You might not, but your mother likely remembers the original “Year of the Woman.” Spurred on by Anita Hill’s testimony in 1992 during Clarence Thomas’ Supreme Court confirmation hearings and Bill Clinton’s affair with Monica Lewinsky, a record-breaking number of women ran for office, with 24 winning in the U.S. House and 11 in the Senate.
In 2018, on the tail of Supreme Court Justice Brett Kavanaugh’s confirmation despite sexual assault allegations, those records were shattered again, with more than 100 women elected to the House and 24 to the senate.
This parallel has many calling 2018 the return of the “Year of the Woman.” But what do these two landmark events, 26 years apart, show? That nothing has really changed. There’s an eerie similarity between Hill’s testimony and Christine Blasey Ford’s testimony against Kavanaugh in September 2018.
The political climate surrounding the testimonies is also very much the same – three of the members of the Senate Judiciary Committee for Hill’s testimony were also present for Ford’s.

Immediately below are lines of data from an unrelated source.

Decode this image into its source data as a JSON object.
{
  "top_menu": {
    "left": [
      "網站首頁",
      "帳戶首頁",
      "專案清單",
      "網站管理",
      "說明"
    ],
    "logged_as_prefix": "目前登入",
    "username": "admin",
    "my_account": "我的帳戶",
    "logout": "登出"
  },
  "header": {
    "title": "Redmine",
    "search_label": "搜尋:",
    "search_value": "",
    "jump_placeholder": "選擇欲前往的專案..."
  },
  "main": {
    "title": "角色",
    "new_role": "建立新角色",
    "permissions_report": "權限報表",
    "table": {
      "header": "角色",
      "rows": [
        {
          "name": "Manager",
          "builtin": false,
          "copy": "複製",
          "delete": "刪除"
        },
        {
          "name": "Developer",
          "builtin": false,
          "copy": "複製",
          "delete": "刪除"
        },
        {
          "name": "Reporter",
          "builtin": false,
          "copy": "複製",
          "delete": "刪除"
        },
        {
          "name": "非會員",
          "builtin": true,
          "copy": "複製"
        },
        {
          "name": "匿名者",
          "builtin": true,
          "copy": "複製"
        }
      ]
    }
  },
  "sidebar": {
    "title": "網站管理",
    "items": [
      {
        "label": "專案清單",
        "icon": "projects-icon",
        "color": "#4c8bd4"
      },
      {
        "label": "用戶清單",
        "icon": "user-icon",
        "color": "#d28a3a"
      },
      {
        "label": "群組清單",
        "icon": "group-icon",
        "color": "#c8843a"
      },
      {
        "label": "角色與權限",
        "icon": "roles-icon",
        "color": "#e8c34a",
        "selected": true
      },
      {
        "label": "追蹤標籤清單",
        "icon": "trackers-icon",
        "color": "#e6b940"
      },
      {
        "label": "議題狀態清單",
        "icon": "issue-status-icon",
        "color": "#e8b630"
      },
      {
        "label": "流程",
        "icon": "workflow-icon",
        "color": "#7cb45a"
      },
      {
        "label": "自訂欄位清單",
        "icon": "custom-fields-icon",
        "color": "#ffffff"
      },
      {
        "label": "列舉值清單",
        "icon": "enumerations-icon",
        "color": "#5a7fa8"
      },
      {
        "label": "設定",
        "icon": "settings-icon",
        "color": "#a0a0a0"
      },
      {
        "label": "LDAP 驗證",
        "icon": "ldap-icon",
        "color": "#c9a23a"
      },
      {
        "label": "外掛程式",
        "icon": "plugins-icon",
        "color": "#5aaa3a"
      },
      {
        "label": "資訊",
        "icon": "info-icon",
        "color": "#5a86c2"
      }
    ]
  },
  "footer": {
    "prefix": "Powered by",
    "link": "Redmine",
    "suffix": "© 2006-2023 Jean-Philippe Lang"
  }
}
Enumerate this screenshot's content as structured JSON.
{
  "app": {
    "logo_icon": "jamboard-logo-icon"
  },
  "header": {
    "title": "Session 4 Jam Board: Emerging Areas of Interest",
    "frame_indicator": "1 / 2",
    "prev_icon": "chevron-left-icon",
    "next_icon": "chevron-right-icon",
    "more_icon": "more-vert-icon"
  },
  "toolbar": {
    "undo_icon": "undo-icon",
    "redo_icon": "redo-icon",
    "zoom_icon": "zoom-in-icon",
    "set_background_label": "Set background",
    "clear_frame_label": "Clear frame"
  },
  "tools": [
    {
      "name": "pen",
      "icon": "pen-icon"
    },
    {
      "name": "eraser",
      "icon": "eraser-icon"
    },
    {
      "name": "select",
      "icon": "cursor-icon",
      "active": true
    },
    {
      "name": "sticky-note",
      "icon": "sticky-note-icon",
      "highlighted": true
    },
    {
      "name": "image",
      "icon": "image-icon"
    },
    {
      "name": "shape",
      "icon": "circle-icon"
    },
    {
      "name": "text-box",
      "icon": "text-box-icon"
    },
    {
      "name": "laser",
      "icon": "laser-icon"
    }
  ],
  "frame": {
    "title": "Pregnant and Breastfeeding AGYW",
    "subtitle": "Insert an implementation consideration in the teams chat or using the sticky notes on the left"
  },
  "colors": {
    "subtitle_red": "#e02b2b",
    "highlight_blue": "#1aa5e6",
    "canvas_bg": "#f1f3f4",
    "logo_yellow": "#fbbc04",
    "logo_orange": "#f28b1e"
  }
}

History repeats itself, and we are seeing that live. Despite statistical progress in women’s representation, female politicians are still ridiculed for what they say, what they wear, how they act and even what they did in college (Really, what’s so bad about dancing in public?) Sixty-one percent of people surveyed by the Pew Research Center believe that male politicians are held to a lower standard for proving themselves than women.
So what gives? Why, despite years of championing for change, incremental progress and the resurgence of the movement to have more women in government, are men and women still not always seen as equals in politics – or any other facet of society, for that matter?
It’s symptomatic of a deeper issue. Women are often noticed for their outfits or physical appearance than by the ideas that they bring forward.
Enter Women’s History Month. Too often, the history of the women’s rights movement and women’s contributions to society, science, technology and literature are glossed over, summarized or just plain ignored. Did you know about the thousands of women who served as top-secret code breakers during World War II? That a woman was the first black candidate to run for a major party’s presidential nomination in 1968?
Most people don’t, and that’s the problem. Women’s contributions today can’t fully be appreciated without acknowledgement of the groundbreaking, historic strides made in the past.
It’s great that women are slowly gaining representation in government. But we can’t forget that events like the “Year of the Woman” cycle often not driven by passion for the work, but perpetuated by women growing tired and angry. We’ve been here before, and we’ll be here again. But it doesn’t have to be a cycle, the change can be permanent. Don’t let complacency and exhaustion take over.